### Exercise brief
Filter the entries for lines with the word "after".
___ Extracted data
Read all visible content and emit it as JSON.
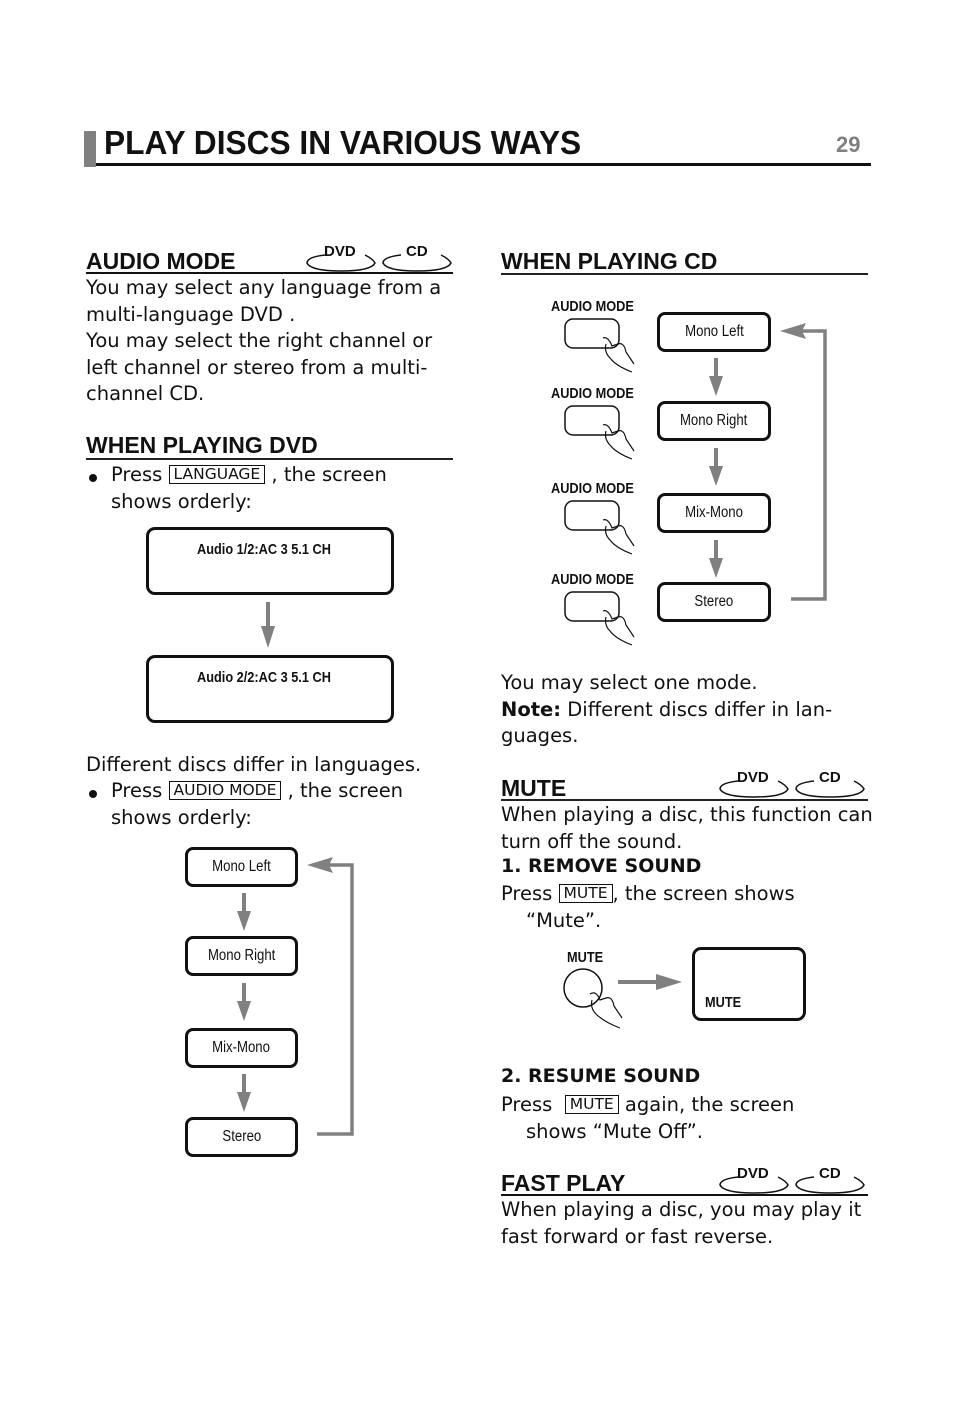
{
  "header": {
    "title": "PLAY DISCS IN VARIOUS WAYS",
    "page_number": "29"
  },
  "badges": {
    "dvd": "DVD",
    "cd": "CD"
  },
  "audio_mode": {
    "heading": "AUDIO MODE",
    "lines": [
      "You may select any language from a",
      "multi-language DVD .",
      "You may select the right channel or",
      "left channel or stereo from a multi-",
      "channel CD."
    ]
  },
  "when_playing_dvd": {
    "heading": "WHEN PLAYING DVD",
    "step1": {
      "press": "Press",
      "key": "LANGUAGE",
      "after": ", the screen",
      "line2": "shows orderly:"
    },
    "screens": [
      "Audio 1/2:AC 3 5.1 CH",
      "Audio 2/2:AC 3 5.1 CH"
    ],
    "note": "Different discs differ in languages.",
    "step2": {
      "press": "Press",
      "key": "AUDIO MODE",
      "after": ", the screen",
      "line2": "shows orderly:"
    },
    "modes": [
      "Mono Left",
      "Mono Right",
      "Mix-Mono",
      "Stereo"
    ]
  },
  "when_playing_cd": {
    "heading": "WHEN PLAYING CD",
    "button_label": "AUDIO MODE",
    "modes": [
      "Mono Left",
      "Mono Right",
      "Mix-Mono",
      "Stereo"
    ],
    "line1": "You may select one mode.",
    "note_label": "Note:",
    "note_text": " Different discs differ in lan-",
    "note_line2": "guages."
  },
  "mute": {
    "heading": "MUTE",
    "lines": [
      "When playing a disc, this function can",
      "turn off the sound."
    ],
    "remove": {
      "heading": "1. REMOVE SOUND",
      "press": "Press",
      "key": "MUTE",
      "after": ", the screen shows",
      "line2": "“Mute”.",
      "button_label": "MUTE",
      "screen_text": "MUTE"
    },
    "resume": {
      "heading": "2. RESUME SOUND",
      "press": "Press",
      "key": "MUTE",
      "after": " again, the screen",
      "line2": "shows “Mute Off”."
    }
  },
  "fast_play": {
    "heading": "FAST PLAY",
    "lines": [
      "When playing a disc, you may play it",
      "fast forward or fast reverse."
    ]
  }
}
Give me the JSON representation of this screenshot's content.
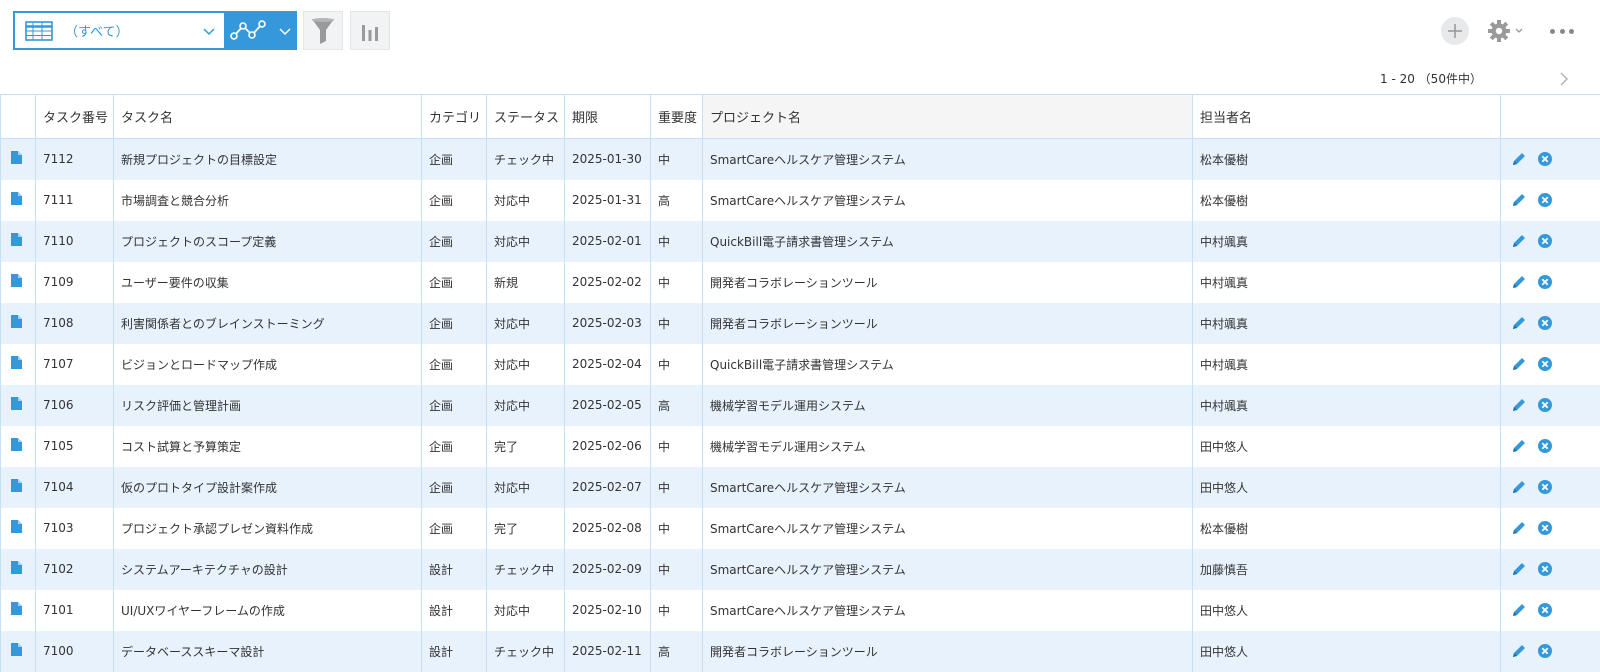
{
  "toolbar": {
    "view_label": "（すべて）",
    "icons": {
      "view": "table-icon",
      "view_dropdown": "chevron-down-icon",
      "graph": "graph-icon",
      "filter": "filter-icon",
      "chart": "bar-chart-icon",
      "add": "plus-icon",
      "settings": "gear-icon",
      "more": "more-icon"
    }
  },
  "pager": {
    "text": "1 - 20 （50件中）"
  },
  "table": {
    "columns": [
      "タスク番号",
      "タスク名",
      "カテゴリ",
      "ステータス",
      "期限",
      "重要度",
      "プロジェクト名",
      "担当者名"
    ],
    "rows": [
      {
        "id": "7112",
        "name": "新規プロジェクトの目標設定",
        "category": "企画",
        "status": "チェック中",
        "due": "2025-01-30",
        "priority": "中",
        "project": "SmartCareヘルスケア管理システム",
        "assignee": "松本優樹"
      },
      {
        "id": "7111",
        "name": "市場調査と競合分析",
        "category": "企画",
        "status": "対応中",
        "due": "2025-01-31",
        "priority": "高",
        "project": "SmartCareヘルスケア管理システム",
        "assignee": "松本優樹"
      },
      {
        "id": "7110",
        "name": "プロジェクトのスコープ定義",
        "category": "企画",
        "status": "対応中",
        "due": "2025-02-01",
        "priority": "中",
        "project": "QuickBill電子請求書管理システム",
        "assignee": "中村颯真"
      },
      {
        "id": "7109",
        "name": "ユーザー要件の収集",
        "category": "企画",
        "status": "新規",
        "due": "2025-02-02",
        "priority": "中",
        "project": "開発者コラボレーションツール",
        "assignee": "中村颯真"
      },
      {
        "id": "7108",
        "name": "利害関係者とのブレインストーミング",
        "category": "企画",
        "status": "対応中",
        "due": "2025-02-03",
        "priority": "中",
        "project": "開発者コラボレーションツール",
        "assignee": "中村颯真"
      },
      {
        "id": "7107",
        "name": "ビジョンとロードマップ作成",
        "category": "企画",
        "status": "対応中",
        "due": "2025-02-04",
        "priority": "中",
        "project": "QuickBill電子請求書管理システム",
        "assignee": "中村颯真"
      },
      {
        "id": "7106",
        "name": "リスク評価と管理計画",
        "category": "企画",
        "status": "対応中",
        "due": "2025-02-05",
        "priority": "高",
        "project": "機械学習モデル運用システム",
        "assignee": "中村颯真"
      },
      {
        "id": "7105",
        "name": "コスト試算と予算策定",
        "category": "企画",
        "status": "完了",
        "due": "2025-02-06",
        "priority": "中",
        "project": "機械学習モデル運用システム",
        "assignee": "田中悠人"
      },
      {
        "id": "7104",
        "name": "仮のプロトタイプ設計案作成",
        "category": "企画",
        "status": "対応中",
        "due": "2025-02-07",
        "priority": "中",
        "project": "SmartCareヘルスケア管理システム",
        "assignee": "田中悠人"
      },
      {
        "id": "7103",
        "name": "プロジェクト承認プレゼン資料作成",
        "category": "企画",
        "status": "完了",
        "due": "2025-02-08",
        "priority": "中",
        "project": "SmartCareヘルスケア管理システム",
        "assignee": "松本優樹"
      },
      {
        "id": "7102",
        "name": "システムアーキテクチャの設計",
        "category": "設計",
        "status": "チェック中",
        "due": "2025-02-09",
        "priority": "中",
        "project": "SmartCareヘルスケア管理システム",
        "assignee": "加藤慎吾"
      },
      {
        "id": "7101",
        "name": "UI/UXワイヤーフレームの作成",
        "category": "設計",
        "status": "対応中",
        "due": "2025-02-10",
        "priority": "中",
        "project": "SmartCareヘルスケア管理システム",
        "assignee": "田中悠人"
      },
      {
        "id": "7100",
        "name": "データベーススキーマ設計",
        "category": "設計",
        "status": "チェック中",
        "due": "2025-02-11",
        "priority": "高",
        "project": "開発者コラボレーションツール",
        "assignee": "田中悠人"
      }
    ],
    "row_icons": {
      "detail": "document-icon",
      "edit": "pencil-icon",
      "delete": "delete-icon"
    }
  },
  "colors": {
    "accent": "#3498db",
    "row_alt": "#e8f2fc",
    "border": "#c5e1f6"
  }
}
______
### Finished task
      "after": ", the screen",
      "after": ", the screen",
      "after": ", the screen shows",
      "after": " again, the screen",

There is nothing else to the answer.